(Data extracts Opens)
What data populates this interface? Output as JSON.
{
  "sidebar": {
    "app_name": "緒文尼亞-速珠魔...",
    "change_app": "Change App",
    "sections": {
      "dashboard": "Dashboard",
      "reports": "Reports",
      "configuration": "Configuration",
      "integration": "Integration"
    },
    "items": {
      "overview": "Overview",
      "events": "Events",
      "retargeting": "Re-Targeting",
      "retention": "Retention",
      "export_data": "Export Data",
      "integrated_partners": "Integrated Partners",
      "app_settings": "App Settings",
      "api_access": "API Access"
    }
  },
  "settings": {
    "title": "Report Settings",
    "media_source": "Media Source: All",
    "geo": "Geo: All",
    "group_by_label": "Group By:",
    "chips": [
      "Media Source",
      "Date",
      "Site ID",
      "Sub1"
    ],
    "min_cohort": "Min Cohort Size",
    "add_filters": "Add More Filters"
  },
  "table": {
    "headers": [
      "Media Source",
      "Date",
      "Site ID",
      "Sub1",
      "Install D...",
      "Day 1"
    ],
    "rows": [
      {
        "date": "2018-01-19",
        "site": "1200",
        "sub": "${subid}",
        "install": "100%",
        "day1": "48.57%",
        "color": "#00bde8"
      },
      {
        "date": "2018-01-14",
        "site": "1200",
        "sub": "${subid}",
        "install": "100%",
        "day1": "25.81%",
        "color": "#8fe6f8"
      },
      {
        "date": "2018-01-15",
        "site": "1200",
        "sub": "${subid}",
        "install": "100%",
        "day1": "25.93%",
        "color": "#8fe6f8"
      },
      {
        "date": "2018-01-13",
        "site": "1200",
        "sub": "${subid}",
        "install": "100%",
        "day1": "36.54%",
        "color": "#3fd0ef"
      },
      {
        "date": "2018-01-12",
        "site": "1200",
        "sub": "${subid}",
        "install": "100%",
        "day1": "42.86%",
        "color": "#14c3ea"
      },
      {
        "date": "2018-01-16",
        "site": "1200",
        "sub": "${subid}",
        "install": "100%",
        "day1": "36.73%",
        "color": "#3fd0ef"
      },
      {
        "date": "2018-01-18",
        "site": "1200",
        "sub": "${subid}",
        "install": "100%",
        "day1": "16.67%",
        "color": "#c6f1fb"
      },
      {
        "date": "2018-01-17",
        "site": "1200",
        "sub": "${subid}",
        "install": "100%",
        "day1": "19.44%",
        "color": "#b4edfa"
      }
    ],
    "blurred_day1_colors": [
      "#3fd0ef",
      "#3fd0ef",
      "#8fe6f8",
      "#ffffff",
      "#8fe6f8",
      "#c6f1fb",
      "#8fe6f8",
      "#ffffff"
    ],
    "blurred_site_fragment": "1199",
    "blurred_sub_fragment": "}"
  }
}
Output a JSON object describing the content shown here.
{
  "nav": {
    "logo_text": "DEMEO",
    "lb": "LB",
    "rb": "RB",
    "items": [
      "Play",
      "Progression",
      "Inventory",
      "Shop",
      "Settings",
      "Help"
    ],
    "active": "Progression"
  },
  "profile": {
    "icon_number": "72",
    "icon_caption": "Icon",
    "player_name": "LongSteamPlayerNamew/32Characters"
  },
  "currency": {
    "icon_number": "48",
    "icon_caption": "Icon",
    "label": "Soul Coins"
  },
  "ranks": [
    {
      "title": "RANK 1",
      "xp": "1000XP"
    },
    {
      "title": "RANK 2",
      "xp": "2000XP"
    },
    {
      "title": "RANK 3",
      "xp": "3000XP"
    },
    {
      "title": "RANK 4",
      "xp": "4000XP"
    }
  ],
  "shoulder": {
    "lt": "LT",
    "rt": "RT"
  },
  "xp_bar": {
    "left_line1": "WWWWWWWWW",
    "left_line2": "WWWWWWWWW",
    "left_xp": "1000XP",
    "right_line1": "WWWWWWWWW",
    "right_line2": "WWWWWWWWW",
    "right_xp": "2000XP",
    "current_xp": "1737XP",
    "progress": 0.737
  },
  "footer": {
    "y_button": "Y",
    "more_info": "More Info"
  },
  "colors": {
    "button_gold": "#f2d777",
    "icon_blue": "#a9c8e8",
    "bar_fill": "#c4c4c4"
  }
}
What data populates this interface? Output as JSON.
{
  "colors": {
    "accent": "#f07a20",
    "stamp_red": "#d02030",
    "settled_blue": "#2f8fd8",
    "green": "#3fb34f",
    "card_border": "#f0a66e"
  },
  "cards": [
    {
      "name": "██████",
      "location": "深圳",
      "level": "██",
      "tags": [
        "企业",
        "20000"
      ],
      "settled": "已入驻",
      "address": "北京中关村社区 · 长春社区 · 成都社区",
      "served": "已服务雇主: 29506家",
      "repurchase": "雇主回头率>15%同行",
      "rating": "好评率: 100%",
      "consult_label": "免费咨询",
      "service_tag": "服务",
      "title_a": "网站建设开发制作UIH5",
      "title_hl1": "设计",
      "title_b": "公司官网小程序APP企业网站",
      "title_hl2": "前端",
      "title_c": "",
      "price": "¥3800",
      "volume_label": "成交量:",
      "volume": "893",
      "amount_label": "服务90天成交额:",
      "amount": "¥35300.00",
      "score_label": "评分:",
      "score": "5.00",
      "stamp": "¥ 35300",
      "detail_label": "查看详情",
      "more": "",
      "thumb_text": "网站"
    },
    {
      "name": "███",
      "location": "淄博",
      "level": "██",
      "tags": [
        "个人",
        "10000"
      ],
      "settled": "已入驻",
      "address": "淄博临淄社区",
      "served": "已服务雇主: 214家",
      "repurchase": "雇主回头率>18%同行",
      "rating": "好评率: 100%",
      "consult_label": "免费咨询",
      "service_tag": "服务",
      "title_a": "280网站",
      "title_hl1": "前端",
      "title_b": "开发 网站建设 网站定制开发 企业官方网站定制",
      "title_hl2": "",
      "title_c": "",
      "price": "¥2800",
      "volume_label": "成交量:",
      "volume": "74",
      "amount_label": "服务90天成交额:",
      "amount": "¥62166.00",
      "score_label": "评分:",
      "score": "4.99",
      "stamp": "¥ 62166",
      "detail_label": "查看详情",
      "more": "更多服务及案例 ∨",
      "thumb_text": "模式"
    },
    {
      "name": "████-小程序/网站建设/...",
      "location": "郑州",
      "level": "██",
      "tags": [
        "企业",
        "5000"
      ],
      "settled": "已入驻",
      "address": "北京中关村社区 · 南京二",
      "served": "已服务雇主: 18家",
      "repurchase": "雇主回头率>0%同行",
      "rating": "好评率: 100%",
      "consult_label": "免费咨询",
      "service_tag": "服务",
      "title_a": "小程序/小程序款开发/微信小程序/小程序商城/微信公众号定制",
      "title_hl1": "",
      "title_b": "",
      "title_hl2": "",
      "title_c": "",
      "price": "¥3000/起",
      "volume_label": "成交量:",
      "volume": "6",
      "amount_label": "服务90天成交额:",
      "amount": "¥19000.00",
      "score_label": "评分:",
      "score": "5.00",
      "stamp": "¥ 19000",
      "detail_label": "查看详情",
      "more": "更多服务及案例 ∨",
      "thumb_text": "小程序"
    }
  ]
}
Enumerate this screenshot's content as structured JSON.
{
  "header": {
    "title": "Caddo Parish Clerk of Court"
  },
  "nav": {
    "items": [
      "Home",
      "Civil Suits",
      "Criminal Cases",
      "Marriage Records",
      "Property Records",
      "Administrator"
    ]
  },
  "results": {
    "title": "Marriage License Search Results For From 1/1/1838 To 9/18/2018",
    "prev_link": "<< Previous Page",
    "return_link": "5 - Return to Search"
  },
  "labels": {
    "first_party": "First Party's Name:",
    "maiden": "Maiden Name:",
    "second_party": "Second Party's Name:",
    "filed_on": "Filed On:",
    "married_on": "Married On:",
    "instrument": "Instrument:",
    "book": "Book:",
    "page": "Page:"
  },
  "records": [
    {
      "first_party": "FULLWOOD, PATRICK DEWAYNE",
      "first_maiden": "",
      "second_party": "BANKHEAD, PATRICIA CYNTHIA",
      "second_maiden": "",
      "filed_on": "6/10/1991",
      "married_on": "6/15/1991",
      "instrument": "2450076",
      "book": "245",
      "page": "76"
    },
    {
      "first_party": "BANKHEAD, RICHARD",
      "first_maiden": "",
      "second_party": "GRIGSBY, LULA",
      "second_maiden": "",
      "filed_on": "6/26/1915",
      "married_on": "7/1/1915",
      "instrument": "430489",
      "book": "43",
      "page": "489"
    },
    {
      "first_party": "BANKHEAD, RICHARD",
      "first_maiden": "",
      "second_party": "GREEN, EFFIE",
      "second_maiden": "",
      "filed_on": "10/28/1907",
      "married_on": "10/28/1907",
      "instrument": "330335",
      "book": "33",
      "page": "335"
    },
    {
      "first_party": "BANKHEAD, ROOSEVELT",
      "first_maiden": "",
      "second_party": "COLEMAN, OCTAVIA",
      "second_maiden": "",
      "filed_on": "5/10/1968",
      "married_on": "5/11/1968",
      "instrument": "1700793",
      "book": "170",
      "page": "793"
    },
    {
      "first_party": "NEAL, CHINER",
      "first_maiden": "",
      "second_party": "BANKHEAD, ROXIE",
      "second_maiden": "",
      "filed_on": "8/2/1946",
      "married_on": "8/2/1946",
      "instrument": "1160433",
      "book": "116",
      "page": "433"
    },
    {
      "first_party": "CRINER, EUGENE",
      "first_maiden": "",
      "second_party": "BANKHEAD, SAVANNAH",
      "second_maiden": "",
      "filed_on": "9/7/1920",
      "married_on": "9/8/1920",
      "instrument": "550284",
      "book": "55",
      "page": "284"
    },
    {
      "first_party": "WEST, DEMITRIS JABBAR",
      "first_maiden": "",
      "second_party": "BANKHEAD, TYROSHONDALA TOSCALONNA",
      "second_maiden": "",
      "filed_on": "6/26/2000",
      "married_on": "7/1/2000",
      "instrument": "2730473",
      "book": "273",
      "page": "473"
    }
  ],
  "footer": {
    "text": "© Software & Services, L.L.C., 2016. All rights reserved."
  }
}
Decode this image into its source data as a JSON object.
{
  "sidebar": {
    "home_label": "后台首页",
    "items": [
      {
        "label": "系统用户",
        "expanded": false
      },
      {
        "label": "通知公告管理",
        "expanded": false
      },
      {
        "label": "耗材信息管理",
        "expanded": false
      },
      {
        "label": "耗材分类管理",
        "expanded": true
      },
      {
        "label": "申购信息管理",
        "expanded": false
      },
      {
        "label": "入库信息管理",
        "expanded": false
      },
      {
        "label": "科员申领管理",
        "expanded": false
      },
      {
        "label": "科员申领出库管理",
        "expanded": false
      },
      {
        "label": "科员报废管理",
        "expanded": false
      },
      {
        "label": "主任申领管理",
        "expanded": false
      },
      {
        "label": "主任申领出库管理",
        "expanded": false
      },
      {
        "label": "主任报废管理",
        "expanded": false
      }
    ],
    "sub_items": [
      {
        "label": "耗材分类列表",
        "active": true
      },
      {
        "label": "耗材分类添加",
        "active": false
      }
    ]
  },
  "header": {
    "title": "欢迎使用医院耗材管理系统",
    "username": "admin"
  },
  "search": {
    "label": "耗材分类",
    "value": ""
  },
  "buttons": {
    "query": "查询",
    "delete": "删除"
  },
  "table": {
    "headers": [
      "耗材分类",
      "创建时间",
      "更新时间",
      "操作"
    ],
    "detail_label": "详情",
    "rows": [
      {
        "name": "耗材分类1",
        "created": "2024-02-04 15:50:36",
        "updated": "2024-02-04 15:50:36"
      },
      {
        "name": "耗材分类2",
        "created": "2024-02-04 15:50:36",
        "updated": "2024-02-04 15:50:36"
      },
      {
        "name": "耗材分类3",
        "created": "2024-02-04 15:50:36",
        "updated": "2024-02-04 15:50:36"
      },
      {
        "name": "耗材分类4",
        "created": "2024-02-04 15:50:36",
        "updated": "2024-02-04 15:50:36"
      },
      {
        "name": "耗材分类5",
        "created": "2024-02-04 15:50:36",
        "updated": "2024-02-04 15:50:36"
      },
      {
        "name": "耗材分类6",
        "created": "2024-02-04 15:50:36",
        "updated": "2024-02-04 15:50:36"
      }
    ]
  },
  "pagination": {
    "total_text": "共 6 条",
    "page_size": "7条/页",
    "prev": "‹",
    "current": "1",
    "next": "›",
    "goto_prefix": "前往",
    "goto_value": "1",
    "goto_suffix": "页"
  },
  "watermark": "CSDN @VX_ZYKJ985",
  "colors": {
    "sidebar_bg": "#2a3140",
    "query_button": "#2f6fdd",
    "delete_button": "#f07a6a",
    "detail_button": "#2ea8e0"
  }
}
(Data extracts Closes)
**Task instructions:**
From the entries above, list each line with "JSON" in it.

**Response for this exercise:**
What data populates this interface? Output as JSON.
Output a JSON object describing the content shown here.
What data populates this interface? Output as JSON.
Enumerate this screenshot's content as structured JSON.
Decode this image into its source data as a JSON object.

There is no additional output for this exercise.